While Hubbard recorded with drummer Philly Joe Jones on a number of sessions, I think their chemistry was never as intensely pitched as on this session, particularly on the opening "Philly Mignon," written by Hubbard for the fiery drummer. This is one of Philly Joe Jones' supreme moments in the studio, and this CD deserves top-drawer billing for that alone. If you listened to "Body and Soul" first, then skip to "Philly Mignon," where you'll drop the cliche of the young Hubbard as all brassy confidence with brio to the brim, and instead hear a mature musical intelligence at work that is as questioning and questing, as conflicted as Lee Morgan's.

Another indication of Hubbard's well-seasoned taste on this session is revealed in using two of Cal Massey's most memorable compositions, "Father and Son" and "Assunta." Listen to the solos by Hubbard and Shorter on "Assunta" and ask yourself if they haven't slipped to a new phase of their growth, apart from Blakey's band at this juncture, that's more darkly introspective.

I hope the album title is true of the recording's fate.

Track Listing: Philly Mignon; Father and Son; Body and Soul; Nostrand and Fulton; Full Moon and Empty Arms; Assunta.

Personnel: Freddie Hubbard: trumpet; Wayne Shorter: tenor saxophone; Cedar Walton: piano; Reggie Workman: bass; Philly Joe Jones: drums.

Title: Here to Stay | Year Released: 2006 | Record Label: Blue Note Records


Tags

comments powered by Disqus

More Articles

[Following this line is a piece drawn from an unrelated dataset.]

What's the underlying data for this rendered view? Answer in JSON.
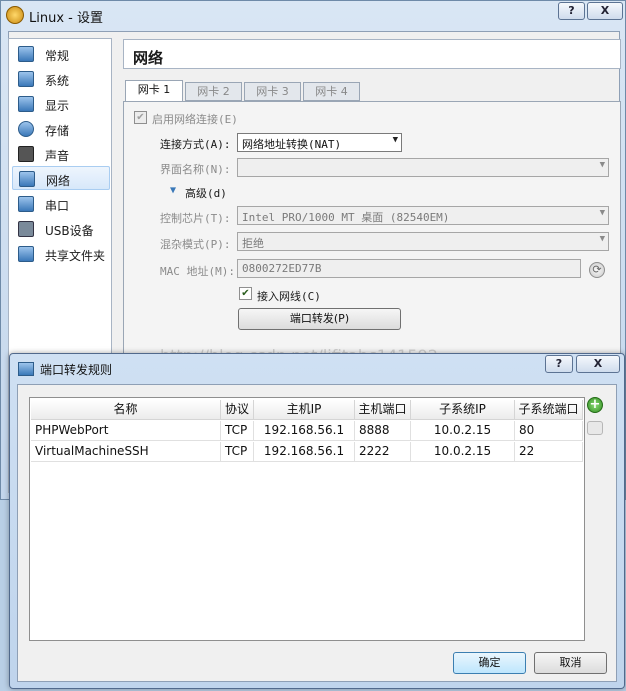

Read The Way of It CD/LP/Track Review The Way of It
by Jack Bowers
Published: November 19, 2017
Read Tag Book CD/LP/Track Review Tag Book
by Jakob Baekgaard
Published: November 19, 2017
Read Hide Ye Idols CD/LP/Track Review Hide Ye Idols
by Troy Collins
Published: November 19, 2017
Read Spavati, Mozda Sanjati CD/LP/Track Review Spavati, Mozda Sanjati
by Nenad Georgievski
Published: November 19, 2017
Read Estonian Suite: Live In Tallinn CD/LP/Track Review Estonian Suite: Live In Tallinn
by Bruce Lindsay
Published: November 18, 2017
Read Queen City Blues CD/LP/Track Review Queen City Blues
by Mike Jurkovic
Published: November 18, 2017
Read "Tipico" CD/LP/Track Review Tipico
by Mark Corroto
Published: February 7, 2017
Read "The Seasons" CD/LP/Track Review The Seasons
by Edward Blanco
Published: March 29, 2017
Read "Deep Memory" CD/LP/Track Review Deep Memory
by John Sharpe
Published: December 22, 2016
Read "Blue Maqams" CD/LP/Track Review Blue Maqams
by Mark Sullivan
Published: November 3, 2017
Read "What Time Is It?" CD/LP/Track Review What Time Is It?
by Jack Bowers
Published: June 6, 2017
Read "Salt Task" CD/LP/Track Review Salt Task
by Mark Corroto
Published: February 15, 2017

Join the staff. Writers Wanted!

Develop a column, write album reviews, cover live shows, or conduct interviews.

Please support out sponsor